### Element data from apps and pages
▬▬▬▬▬▬

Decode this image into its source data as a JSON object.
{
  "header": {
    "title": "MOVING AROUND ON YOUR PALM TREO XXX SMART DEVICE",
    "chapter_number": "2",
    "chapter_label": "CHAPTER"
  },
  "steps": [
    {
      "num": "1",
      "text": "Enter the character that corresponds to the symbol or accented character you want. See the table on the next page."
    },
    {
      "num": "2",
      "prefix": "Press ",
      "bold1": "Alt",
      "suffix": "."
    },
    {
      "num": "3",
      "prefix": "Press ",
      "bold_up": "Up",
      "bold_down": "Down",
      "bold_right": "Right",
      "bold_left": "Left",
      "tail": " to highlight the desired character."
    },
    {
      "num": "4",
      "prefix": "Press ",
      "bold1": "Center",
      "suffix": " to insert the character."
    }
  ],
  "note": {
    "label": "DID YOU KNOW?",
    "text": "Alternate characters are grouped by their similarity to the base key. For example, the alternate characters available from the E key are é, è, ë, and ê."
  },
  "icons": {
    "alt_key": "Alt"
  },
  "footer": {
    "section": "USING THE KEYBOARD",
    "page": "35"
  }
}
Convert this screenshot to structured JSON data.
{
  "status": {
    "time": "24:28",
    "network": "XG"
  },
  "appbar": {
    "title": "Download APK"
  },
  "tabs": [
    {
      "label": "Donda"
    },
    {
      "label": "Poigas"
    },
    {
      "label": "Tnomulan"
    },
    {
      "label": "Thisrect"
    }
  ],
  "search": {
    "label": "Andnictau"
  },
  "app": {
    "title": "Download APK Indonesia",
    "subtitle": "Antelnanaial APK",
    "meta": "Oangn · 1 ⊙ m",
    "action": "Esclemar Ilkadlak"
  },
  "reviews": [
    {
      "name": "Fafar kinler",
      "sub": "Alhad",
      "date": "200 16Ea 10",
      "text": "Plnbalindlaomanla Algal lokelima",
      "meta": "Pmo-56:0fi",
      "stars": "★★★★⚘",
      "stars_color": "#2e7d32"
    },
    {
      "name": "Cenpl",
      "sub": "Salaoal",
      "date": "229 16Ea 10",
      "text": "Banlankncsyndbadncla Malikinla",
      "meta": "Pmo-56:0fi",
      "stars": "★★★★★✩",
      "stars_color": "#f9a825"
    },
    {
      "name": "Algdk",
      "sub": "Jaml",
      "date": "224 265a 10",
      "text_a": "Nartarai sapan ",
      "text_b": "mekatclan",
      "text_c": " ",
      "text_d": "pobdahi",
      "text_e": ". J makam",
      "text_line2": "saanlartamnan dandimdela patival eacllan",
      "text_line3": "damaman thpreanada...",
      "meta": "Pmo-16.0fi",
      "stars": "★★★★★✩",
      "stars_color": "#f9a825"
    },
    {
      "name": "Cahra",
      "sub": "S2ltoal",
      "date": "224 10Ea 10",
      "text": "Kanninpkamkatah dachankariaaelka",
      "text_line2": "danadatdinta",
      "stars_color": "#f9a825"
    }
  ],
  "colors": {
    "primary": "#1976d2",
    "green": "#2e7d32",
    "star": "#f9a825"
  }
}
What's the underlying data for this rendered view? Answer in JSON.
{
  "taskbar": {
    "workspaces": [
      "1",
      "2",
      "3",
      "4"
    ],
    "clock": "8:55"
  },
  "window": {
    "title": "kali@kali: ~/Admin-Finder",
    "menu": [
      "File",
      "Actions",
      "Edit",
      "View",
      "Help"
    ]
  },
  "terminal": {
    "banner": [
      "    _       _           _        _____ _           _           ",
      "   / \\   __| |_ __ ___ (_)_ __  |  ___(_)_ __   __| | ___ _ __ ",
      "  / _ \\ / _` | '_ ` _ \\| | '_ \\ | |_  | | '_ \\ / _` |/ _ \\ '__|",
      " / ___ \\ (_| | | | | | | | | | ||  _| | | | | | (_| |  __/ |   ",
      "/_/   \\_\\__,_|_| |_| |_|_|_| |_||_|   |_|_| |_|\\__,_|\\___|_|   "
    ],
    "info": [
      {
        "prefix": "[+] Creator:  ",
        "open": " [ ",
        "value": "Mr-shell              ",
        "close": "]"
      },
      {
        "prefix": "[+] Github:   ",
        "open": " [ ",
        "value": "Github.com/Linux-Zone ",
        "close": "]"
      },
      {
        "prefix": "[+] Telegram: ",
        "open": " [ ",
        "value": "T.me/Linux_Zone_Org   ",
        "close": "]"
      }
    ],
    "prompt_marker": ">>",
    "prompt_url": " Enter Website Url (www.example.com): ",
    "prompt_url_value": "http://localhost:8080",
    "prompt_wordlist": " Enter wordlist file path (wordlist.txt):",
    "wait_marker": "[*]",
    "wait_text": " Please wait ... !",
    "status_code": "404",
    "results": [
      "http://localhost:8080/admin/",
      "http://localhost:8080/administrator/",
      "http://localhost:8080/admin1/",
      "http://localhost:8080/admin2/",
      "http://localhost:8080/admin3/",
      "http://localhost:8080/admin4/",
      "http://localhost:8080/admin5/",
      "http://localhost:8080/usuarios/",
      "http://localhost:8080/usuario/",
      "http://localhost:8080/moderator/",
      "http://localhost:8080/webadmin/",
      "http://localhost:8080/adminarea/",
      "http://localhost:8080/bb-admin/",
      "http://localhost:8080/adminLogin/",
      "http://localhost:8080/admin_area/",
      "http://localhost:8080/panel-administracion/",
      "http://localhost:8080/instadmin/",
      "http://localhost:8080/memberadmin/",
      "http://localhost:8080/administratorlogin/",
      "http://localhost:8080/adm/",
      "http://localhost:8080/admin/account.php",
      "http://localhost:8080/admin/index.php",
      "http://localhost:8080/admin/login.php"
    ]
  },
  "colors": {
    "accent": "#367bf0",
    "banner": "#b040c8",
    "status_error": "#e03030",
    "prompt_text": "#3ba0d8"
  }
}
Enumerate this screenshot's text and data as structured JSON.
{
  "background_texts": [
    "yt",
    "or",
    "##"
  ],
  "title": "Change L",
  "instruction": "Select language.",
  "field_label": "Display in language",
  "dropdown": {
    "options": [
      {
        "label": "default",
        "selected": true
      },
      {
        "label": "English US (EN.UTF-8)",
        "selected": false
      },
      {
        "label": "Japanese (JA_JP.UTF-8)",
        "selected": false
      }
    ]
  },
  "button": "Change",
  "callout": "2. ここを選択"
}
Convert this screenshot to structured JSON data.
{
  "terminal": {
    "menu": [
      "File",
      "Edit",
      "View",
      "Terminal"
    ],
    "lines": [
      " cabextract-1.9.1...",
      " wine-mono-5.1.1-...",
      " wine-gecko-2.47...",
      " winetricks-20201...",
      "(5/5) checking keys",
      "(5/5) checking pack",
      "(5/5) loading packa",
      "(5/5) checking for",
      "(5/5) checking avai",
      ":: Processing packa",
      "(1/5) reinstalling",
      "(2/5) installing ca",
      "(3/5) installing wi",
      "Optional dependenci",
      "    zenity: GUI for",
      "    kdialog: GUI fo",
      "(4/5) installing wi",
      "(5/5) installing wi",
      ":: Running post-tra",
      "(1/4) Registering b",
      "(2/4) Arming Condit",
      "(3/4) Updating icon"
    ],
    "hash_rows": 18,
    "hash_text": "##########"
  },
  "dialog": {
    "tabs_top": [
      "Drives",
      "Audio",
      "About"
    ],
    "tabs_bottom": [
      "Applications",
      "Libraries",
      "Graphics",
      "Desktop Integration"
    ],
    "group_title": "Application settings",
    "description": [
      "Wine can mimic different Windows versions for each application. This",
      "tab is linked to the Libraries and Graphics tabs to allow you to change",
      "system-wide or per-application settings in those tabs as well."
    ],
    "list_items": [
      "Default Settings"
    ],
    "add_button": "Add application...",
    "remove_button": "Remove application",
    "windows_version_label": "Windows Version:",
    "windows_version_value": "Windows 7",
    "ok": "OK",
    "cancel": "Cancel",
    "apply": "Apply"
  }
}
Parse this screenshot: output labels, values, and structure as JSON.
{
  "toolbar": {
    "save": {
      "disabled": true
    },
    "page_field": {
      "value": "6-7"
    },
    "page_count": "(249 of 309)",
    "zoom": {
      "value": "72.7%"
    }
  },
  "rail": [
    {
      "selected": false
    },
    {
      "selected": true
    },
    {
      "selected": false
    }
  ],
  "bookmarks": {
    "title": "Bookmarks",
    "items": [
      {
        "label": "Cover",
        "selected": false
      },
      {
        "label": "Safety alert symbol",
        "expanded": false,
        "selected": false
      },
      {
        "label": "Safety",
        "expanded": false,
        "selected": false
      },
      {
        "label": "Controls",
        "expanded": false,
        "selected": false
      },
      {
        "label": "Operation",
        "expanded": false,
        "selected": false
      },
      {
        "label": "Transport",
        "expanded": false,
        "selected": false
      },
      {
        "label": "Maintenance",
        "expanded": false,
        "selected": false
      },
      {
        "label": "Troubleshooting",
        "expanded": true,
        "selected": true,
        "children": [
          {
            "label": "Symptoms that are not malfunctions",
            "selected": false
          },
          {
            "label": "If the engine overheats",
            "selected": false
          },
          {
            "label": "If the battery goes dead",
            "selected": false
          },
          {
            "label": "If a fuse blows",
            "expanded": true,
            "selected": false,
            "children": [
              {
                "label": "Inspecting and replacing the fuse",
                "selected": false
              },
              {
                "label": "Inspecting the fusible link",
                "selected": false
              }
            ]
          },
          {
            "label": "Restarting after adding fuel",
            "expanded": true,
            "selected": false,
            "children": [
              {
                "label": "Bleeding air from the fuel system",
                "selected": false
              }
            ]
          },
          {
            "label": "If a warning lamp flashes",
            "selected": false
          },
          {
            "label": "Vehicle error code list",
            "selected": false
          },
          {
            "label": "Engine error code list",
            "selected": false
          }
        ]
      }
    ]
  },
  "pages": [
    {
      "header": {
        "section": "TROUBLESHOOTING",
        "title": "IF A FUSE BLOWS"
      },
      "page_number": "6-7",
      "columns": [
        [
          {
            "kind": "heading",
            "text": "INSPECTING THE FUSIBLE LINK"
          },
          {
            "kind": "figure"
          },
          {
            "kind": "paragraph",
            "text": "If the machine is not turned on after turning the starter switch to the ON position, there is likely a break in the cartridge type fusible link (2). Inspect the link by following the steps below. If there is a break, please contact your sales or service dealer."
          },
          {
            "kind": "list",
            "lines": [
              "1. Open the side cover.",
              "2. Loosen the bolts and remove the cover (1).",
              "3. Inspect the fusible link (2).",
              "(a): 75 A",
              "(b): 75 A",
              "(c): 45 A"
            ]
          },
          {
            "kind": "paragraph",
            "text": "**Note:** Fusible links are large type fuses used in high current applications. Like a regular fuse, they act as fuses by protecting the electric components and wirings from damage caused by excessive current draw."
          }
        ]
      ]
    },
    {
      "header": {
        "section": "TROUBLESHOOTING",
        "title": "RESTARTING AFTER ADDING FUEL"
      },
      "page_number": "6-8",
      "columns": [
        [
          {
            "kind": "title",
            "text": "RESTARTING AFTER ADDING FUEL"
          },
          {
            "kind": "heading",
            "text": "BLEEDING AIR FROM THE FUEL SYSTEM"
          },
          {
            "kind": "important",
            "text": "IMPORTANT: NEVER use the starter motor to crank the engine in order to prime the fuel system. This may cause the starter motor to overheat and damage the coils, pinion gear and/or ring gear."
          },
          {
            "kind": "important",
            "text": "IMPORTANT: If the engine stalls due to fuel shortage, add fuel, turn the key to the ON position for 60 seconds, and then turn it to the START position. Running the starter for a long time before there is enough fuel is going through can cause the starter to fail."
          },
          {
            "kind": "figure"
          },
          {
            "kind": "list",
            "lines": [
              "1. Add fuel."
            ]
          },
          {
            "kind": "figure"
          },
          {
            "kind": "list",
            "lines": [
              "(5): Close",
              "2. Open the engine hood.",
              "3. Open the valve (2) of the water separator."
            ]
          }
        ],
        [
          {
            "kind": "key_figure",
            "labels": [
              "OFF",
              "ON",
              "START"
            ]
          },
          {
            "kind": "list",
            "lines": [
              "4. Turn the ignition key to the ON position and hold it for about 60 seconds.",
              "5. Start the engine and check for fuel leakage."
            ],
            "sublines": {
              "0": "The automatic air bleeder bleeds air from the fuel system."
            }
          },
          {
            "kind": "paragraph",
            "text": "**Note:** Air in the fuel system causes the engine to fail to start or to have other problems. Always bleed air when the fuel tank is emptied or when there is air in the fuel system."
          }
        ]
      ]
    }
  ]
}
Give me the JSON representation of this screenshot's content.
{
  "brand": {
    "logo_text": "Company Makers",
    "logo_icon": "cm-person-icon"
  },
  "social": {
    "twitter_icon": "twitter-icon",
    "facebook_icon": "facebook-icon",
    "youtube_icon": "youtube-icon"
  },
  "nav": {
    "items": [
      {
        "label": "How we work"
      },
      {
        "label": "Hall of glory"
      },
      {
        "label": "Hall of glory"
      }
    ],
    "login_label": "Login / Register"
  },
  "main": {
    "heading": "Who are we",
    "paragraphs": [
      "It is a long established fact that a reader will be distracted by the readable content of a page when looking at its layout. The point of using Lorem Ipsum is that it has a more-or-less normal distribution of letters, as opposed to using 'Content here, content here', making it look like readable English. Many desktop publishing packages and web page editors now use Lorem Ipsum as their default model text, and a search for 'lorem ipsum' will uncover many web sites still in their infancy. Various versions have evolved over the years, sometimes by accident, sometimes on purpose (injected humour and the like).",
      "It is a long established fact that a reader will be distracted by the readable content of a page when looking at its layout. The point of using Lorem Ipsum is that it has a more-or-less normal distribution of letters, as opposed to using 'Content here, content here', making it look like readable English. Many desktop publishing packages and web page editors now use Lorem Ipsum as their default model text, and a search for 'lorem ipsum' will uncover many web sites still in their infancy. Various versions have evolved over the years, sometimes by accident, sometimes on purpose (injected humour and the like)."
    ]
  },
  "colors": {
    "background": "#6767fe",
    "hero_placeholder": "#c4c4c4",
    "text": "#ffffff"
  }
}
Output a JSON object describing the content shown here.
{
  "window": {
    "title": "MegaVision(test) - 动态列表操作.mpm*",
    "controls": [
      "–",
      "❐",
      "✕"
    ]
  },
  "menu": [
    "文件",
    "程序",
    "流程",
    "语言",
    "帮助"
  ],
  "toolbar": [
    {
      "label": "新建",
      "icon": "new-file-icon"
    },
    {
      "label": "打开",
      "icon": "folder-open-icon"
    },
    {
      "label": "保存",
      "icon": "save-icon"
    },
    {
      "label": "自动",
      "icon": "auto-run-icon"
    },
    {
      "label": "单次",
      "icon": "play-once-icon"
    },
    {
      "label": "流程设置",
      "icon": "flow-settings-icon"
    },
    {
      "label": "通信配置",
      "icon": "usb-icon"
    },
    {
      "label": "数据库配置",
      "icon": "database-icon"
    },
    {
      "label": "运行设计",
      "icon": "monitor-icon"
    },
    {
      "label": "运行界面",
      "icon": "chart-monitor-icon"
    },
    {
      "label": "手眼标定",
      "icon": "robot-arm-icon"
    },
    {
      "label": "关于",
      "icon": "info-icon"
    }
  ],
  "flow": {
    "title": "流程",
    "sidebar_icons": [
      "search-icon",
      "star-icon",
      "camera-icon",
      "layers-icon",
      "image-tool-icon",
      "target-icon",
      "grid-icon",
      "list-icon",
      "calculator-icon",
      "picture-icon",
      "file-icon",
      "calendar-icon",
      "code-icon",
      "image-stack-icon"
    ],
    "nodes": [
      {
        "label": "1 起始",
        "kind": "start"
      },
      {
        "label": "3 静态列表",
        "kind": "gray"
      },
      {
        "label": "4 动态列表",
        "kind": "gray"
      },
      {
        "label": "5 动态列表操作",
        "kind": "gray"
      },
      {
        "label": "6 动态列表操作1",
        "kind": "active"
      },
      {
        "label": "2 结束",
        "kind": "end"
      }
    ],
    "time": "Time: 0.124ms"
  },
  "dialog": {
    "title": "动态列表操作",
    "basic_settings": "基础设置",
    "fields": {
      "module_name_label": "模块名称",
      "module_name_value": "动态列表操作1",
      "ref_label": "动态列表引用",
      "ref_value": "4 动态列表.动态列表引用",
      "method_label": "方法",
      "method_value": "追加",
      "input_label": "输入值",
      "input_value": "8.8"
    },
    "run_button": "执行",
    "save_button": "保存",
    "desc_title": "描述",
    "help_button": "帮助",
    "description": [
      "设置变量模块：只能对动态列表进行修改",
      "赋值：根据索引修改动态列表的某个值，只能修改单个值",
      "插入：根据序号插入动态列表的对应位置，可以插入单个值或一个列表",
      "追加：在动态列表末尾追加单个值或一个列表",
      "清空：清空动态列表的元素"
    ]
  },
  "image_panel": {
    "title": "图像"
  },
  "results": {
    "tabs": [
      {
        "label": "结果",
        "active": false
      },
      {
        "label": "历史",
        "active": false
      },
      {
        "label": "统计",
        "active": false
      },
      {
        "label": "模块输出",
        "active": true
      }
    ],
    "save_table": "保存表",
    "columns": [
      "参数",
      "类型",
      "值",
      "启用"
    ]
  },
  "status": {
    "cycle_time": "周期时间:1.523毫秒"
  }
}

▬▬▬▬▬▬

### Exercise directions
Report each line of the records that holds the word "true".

### Reply to the task
        "selected": true
      "disabled": true
      "selected": true
        "expanded": true,
        "selected": true,
            "expanded": true,
            "expanded": true,
        "active": true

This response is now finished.